Exercise objective: Please copy each line below that contains the word "JSON".

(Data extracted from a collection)
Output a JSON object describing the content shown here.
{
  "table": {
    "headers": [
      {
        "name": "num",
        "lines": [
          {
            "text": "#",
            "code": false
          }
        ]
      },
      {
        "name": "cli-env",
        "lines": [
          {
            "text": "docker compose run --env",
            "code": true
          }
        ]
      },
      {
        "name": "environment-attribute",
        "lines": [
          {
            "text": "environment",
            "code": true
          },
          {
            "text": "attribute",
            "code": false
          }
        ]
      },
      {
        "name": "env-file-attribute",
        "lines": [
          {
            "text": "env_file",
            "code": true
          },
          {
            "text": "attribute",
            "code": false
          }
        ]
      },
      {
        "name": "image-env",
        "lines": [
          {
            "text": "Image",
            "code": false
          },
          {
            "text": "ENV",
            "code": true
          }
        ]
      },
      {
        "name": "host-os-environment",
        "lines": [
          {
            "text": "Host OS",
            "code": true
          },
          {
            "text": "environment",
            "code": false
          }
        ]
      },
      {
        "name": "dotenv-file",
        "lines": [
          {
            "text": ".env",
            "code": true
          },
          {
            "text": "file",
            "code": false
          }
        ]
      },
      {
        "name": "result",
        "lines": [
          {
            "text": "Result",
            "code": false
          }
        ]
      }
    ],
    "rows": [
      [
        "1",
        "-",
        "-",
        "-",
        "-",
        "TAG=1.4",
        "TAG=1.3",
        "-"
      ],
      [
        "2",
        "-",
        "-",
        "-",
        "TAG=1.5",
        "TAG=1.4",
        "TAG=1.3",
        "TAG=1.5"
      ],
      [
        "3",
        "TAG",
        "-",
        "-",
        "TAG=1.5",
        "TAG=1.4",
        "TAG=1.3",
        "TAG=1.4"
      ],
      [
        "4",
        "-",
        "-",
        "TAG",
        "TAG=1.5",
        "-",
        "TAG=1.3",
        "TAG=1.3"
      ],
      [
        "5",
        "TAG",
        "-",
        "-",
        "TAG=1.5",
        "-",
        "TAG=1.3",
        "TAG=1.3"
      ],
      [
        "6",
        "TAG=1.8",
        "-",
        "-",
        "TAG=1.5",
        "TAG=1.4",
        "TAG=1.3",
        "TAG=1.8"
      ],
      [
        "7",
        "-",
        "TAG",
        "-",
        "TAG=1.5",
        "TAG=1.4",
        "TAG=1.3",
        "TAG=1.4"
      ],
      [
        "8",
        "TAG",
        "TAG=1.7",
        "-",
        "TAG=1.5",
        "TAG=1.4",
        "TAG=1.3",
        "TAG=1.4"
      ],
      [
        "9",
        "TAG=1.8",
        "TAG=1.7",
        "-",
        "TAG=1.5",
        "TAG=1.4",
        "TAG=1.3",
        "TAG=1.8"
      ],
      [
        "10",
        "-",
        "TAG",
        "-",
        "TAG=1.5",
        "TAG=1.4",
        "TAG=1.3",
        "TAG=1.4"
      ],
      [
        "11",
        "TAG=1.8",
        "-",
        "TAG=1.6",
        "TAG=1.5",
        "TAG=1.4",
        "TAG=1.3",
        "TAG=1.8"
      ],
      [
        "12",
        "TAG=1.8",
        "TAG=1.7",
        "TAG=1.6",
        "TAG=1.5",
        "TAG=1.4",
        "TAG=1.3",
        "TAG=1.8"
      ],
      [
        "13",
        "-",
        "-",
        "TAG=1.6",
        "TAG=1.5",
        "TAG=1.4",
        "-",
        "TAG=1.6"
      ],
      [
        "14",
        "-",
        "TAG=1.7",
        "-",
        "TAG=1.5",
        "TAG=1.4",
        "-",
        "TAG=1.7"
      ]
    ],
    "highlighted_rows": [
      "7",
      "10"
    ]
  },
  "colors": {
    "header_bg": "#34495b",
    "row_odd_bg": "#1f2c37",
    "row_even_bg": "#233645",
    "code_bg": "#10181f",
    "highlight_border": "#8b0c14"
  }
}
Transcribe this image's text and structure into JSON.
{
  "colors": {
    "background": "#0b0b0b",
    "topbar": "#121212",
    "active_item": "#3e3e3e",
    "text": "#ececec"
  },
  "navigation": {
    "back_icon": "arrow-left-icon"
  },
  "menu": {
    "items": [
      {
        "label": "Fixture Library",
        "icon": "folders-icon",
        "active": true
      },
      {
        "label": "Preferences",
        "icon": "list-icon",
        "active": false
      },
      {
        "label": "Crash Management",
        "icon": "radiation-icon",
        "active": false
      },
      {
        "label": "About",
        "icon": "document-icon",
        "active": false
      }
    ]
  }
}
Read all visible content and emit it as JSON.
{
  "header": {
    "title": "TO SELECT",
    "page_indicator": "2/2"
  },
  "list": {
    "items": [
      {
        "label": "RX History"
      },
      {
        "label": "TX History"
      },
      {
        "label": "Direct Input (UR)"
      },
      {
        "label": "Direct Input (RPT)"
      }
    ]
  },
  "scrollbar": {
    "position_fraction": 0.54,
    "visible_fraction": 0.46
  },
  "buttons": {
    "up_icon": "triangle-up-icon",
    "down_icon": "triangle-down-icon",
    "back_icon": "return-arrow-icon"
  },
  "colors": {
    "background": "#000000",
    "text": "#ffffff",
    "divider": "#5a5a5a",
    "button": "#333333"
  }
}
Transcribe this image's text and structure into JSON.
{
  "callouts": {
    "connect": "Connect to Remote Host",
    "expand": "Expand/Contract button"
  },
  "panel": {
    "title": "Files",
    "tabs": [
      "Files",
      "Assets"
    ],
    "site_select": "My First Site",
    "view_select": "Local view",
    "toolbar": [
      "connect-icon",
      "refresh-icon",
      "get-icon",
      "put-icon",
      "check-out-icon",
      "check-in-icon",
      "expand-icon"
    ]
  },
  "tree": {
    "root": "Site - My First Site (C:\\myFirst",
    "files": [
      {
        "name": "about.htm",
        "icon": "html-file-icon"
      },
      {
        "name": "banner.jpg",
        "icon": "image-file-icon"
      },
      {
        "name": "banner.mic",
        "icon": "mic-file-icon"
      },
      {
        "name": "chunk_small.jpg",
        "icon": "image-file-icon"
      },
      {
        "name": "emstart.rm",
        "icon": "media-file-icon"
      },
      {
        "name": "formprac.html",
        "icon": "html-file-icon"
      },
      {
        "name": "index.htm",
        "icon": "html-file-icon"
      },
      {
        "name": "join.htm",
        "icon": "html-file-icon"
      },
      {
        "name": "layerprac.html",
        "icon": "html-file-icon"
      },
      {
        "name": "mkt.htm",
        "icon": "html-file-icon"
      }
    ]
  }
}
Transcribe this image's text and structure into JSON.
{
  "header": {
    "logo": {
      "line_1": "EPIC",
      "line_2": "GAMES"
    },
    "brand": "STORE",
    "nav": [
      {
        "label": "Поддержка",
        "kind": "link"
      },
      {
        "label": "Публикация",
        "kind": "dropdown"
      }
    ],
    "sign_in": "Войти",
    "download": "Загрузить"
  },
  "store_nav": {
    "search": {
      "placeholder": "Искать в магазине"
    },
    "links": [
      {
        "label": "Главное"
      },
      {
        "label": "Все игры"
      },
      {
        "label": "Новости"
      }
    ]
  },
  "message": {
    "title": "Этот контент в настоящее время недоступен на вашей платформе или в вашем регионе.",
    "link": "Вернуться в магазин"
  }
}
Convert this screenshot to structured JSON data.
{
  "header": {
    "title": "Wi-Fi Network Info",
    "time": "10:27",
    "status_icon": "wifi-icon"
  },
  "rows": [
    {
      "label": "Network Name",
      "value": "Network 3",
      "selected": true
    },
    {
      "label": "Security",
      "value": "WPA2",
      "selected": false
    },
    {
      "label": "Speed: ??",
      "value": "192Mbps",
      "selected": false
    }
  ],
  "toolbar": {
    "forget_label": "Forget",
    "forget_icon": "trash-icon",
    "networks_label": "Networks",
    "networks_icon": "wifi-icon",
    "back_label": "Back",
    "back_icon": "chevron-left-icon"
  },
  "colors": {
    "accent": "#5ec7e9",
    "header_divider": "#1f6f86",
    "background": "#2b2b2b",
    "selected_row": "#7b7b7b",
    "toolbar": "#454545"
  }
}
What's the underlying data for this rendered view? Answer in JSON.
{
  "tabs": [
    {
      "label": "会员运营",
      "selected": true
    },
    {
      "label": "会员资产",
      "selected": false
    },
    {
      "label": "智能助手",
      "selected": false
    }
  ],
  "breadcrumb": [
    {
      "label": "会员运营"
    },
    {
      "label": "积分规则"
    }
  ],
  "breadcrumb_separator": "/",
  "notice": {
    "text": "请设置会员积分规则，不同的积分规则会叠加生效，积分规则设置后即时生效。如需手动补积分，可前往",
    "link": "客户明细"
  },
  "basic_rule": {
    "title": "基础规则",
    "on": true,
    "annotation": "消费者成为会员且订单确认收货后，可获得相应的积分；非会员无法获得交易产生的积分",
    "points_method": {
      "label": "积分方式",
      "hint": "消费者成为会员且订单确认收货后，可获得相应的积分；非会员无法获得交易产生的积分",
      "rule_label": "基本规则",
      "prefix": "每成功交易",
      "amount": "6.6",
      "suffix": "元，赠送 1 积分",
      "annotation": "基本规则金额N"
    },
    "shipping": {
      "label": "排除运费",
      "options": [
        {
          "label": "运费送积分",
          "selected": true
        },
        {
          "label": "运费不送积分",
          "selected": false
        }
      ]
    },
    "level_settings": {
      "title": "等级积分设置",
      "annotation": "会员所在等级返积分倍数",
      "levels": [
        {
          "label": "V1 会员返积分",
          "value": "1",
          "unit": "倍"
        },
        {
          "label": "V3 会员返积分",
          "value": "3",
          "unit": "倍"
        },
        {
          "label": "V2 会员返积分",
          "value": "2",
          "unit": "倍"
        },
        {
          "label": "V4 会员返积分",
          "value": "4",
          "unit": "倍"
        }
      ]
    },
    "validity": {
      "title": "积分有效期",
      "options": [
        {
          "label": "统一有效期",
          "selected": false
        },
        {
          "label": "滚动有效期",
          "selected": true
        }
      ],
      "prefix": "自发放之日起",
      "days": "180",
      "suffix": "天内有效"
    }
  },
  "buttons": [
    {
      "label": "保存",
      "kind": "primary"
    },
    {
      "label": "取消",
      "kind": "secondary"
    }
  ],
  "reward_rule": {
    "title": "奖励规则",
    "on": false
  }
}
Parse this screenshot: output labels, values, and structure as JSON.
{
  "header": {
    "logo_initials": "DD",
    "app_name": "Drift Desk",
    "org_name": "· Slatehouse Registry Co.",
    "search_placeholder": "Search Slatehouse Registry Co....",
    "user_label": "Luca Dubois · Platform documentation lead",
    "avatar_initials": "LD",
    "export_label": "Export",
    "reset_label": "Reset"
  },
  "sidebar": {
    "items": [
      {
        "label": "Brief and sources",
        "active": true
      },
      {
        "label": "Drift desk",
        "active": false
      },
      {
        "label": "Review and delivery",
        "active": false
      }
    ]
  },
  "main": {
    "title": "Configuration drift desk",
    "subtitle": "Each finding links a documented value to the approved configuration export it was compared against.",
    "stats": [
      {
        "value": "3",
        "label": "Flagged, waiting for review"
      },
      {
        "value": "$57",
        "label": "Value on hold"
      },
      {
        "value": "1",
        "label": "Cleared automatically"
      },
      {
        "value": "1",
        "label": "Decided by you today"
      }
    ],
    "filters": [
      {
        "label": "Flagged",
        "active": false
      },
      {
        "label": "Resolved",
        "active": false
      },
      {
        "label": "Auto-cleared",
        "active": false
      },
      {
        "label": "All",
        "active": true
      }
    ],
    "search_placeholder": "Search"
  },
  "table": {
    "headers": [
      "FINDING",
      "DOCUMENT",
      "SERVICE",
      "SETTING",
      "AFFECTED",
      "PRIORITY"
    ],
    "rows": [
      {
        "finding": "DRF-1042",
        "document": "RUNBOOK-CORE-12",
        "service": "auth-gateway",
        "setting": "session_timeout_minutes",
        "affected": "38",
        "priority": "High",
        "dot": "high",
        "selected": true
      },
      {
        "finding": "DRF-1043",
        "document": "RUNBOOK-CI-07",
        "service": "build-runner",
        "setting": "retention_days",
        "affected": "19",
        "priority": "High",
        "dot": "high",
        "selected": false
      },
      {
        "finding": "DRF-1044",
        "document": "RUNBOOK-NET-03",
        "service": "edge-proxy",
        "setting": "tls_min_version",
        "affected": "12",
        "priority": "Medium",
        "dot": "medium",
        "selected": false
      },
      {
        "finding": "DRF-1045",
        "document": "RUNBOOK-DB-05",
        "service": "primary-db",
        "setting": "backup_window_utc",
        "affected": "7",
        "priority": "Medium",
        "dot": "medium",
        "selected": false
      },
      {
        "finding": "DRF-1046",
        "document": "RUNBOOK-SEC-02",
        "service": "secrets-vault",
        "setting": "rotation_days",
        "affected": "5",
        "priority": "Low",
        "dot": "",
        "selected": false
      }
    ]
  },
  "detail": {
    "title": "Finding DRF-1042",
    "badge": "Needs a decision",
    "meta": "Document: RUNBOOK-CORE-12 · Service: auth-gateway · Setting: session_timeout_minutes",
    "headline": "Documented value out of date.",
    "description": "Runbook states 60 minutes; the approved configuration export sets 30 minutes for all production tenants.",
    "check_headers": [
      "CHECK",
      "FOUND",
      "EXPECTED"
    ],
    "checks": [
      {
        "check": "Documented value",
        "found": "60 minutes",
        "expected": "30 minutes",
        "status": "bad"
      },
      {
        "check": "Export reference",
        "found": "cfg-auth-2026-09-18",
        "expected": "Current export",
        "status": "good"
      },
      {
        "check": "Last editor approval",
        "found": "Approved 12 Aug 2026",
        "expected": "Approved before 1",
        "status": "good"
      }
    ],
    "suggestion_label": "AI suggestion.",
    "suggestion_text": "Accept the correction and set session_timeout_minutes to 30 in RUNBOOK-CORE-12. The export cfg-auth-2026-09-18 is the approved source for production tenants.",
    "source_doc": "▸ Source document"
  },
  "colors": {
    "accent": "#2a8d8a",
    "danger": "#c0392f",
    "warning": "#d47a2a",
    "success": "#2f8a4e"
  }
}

Written answer:
Output a JSON object describing the content shown here.
Transcribe this image's text and structure into JSON.
Read all visible content and emit it as JSON.
Transcribe this image's text and structure into JSON.
Transcribe this image's text and structure into JSON.
Convert this screenshot to structured JSON data.
What's the underlying data for this rendered view? Answer in JSON.
Parse this screenshot: output labels, values, and structure as JSON.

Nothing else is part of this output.